Like a scene straight out of ‘Little Shop of Horrors,’ the brilliant red and yellow flower unfolds, over 100 petals waving in the current, a strawberry red delight for a passing perch to nibble on. A young perch moves closer, then closer still, and suddenly receives a stunning jolt that renders it useless. Through the haze, the fish vaguely sees those beautiful petals reach out and pull it towards the flower’s center, where once a flat pad was, now a mouth opens. A delight it’s not, but a splendid sea-predator whose tentacles first sting small fish, shrimp and even crabs, and then entirely consumes them in one slow-motion swallow. Fish go in tail first, and they can turn a crab around so claws are facing away before proceeding.
It gets better. The fish-eating anemone can switch between being male and female – and may live to be 100-plus years of age. Sure they look like beautiful flowers, are related to coral and jellyfishes, but at 10 inches across, these hunters are some of the Salish Sea’s largest anemones.
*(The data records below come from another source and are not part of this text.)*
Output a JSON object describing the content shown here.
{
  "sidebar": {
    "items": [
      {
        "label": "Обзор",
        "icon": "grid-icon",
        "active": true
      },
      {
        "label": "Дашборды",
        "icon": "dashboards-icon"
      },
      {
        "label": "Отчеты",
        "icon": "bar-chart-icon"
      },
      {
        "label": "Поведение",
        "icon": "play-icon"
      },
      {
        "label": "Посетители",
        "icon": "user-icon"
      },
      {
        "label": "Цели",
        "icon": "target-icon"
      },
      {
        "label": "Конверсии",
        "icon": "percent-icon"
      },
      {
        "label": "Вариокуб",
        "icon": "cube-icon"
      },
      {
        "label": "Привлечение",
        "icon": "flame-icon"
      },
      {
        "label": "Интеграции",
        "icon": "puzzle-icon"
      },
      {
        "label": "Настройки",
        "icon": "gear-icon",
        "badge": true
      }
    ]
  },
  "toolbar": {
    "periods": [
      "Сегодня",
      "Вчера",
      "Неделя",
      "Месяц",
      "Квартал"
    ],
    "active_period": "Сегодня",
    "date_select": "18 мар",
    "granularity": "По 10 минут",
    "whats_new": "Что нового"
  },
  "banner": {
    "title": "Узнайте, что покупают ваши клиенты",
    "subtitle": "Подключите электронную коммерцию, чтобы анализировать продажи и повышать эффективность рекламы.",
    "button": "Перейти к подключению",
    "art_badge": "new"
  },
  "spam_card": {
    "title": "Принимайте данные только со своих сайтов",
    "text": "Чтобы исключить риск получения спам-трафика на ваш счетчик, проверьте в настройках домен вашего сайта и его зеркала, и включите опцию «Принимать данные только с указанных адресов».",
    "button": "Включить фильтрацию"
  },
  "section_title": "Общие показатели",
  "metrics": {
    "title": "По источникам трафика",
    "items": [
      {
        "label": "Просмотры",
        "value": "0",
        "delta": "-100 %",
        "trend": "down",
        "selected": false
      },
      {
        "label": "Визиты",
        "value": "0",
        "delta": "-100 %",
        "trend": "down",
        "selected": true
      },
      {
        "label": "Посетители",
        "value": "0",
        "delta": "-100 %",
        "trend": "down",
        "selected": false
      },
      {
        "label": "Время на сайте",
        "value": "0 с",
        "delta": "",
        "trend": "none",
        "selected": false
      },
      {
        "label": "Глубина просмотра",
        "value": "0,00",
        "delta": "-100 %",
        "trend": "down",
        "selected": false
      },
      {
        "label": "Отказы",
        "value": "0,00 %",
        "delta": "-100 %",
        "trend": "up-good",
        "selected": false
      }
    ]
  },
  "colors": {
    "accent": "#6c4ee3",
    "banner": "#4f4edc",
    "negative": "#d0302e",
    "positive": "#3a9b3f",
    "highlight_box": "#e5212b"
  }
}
But everyone has a softer side, and the fish-eating anemone may also play host to small fish, allowing six-inch painted greenlings a safe harbor. Leaving the protection of the anemone by day, at night the greenling sleeps without harm right over the anemone’s mouth on the central oral disc. The fish are safe here because anemones use their tentacles for defense against predators like sea stars or snails.
Larry Eifert paints and writes about wild places. His work is in many national parks across America – and at larryeifert.com.